A famous dystopian novel for kids. The dystopic world that it creates does not make a whole load of sense. The world does not really hold up to any kind of critical scrutiny. For instance, at one point children play a war game without knowing what war is or what they are doing and this is just silly. It's not clear how the world was meant to come about and a lot of the ways it operates are somewhat mystical. I don't think that these criticisms are overly important though, because it is more a fantastic world that draws on dystopic tropes. It is not a realistic world that has been worked through in detail and that is fine.
The book is a little simple minded. I found the last three or four chapters hurried, especially given the more leisurely pace for the first third of the book or so. The prose is OKish. Nothing really to write home about.
The dystopia depicted is one in which everyone has become the same and all choices are removed. It is a world without strong emotions, or colour or choice. It's an OK kind of distopia, and the way of life it is criticizing obviously needs criticism, but it is somewhat easy to criticize those values in this age of individualism. Some people see this as a critique of socialism, but that maybe gives the book too much credit. It is more a critique of conformity and also makes the point that a life worth living also comes with pain. It's ideas are true, but a little banal.
The characterization is OK. Because of a plot element Lowry can literally draw upon pretty much any memory of anything and manages to drag up some trite memories that are told in an OK way. This was a missed opportunity and much more could have been done with this. There is an ambiguous ending that is good, but not really good.

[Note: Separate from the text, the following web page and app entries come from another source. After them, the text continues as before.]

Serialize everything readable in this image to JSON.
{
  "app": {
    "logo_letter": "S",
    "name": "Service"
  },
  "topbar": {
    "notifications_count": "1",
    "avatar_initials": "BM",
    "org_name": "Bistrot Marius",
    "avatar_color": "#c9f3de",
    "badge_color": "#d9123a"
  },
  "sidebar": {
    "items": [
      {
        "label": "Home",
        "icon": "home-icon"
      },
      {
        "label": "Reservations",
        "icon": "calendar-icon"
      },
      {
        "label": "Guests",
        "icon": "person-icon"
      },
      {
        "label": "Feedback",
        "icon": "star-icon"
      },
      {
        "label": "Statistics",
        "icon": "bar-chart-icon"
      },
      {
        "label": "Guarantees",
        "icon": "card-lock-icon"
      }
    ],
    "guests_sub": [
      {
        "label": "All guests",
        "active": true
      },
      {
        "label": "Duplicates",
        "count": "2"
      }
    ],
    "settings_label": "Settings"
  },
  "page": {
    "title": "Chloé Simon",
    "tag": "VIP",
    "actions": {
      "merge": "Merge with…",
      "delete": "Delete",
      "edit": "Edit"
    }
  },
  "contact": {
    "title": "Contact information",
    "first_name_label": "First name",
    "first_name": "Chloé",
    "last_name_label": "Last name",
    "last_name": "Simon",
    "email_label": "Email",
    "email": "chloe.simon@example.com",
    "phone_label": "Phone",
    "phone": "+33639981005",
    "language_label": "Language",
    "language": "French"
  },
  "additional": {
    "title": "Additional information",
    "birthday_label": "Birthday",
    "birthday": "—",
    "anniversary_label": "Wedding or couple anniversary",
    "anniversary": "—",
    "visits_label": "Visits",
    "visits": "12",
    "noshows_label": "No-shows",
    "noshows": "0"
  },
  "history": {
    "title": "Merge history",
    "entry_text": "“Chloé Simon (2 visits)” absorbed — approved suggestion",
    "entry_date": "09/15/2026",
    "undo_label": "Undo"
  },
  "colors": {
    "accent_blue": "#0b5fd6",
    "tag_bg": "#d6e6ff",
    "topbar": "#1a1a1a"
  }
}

This book seems to polarize people. People hate it or love it. I don't understand that reaction. Like Harry Potter, I think that it is OK, but there are plenty of better books that are similar.